#### THE TASK
Search for the word "добрых" in the entries. Each line that holds it should be copied.

(Beginning of PROVIDED DATA)

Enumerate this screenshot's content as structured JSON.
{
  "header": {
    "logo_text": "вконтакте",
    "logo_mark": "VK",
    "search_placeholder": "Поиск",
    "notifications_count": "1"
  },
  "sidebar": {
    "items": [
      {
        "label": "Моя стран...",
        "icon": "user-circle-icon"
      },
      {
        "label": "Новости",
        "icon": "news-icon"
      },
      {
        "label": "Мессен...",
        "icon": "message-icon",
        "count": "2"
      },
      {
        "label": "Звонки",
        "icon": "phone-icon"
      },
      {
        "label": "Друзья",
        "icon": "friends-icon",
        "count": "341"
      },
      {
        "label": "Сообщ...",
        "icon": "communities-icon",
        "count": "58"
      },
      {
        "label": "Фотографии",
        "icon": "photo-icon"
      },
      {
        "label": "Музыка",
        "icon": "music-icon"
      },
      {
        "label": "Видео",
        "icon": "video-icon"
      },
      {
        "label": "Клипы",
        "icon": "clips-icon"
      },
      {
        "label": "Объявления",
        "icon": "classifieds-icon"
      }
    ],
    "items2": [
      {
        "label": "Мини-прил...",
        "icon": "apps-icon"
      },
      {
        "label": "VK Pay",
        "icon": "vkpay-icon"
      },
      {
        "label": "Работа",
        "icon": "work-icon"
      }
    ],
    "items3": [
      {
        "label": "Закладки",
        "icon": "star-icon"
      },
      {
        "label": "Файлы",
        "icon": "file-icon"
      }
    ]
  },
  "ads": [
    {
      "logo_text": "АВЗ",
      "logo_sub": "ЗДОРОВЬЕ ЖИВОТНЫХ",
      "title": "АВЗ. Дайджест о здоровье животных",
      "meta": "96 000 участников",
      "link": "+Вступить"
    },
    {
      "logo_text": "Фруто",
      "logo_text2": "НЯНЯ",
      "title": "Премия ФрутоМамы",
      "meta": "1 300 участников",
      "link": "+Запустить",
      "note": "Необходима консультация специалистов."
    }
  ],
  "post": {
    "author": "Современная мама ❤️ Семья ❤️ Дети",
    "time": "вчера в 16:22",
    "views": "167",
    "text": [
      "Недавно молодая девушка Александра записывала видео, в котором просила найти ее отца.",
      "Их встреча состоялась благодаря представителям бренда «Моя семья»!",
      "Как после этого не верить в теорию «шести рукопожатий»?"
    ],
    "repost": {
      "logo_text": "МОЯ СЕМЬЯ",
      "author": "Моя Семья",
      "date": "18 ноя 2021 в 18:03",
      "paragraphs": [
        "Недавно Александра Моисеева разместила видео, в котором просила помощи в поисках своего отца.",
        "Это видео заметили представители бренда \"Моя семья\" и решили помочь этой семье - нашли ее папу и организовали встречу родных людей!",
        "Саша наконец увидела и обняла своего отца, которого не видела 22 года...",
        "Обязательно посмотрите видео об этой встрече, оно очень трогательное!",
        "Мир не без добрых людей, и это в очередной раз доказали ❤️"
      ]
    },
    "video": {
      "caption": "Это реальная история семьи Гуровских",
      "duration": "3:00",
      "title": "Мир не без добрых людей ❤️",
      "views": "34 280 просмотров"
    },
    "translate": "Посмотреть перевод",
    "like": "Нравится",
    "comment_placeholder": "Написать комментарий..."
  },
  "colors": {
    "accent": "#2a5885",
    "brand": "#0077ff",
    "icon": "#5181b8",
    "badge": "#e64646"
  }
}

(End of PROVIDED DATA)

#### FINAL ANSWER
        "Мир не без добрых людей, и это в очередной раз доказали ❤️"
      "title": "Мир не без добрых людей ❤️",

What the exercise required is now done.